RECORD SET:
══════════════════════════════

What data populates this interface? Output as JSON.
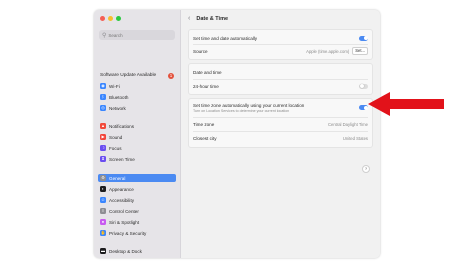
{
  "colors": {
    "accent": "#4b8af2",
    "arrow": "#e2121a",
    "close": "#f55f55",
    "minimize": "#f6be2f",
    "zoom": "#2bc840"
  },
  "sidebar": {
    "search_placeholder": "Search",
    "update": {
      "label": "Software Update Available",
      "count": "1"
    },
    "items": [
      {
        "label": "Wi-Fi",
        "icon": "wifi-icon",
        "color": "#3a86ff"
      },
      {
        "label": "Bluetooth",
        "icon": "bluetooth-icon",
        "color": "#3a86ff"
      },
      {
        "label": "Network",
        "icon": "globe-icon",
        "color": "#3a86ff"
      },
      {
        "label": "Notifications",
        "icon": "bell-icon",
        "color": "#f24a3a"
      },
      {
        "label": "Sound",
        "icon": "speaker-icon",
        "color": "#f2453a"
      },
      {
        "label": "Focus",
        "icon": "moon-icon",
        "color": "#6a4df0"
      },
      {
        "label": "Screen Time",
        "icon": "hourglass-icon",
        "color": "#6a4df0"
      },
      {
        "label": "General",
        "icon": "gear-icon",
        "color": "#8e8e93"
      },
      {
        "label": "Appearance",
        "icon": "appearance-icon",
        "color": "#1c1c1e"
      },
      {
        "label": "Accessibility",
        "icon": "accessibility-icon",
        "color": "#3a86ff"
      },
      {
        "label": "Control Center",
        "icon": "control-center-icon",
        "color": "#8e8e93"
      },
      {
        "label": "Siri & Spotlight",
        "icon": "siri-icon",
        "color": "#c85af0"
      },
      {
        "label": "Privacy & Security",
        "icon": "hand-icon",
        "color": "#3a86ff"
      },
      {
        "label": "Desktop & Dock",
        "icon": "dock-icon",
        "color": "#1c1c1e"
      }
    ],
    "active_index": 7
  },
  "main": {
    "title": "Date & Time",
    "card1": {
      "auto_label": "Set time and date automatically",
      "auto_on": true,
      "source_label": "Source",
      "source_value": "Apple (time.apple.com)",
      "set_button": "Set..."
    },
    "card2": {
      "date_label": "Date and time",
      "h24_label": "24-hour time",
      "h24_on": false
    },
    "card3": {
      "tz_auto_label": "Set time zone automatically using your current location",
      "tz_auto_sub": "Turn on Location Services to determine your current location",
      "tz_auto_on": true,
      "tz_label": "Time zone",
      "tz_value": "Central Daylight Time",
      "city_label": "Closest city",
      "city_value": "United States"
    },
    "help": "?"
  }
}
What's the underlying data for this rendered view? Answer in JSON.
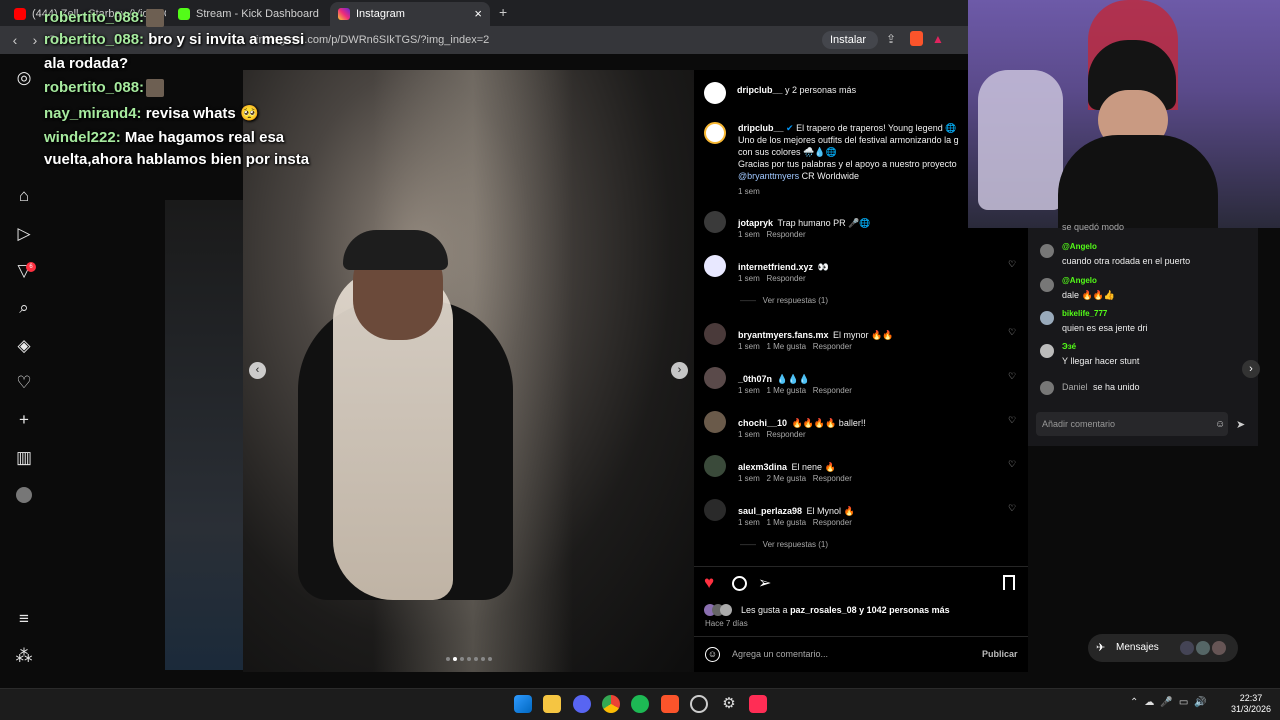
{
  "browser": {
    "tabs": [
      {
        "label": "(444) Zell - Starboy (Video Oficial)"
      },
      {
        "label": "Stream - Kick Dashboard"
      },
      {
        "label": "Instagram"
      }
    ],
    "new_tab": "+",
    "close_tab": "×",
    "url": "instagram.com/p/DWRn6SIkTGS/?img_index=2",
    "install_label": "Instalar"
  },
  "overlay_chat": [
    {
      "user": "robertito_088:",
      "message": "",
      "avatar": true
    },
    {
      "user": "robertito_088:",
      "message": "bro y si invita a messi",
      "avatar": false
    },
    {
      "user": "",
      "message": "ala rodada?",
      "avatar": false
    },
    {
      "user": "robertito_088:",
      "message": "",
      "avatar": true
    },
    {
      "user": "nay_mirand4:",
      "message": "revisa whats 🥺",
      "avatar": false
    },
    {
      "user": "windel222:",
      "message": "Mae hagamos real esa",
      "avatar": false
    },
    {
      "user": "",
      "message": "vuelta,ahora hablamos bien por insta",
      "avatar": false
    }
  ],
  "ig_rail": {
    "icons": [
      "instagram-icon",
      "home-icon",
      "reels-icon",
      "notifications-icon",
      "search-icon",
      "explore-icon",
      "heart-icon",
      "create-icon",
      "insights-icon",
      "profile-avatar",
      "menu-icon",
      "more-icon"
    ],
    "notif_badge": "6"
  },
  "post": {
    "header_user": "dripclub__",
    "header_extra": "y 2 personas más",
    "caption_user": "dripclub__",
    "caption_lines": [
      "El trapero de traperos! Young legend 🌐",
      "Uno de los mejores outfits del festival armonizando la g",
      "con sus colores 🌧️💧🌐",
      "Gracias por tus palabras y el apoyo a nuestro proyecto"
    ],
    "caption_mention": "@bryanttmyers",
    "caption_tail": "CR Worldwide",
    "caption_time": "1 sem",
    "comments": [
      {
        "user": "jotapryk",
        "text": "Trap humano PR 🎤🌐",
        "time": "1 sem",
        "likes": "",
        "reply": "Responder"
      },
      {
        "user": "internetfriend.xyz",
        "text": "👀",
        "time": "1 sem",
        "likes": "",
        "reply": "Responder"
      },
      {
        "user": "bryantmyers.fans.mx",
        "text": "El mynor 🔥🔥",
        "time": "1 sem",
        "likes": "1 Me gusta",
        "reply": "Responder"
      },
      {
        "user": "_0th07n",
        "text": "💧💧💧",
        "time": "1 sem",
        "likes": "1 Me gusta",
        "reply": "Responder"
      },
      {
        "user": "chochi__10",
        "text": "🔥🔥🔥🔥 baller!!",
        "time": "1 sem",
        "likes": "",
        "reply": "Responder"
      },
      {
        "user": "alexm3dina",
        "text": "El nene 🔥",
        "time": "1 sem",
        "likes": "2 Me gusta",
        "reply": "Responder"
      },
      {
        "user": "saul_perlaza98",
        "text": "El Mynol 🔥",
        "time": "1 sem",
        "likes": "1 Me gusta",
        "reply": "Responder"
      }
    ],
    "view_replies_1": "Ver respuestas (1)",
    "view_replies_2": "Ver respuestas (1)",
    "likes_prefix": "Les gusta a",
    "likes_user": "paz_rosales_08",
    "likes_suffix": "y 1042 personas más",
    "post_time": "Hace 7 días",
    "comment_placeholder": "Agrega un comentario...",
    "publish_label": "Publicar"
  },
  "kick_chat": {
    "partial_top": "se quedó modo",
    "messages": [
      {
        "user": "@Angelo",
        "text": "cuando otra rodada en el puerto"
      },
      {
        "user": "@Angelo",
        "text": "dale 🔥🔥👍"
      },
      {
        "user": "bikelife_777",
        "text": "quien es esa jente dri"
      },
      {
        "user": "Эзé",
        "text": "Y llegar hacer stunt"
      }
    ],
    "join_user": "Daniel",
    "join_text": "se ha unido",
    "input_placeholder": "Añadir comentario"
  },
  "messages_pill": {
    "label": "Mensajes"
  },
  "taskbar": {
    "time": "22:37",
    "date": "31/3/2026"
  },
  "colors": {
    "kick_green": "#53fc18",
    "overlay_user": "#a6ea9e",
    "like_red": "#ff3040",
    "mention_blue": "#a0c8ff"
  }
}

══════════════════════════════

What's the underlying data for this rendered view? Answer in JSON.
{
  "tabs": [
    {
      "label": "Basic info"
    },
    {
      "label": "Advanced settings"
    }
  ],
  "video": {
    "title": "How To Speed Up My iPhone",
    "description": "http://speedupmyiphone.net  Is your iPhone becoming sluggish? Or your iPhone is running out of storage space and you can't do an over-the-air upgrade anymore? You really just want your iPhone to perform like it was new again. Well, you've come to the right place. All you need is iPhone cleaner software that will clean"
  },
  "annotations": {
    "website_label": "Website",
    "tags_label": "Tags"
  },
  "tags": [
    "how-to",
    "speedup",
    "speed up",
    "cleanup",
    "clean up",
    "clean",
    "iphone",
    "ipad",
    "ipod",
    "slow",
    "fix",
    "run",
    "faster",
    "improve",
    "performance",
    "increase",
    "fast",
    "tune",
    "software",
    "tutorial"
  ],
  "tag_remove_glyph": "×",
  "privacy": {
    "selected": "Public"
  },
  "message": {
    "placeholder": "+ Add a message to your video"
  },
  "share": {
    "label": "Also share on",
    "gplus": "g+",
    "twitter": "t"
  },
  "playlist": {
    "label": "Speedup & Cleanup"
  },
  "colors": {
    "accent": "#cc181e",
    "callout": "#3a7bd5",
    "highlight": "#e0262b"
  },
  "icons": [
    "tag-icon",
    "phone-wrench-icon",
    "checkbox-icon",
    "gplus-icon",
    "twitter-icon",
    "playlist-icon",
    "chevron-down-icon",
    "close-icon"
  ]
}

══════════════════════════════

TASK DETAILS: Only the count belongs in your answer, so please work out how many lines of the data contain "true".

THE COMPLETED TASK: 4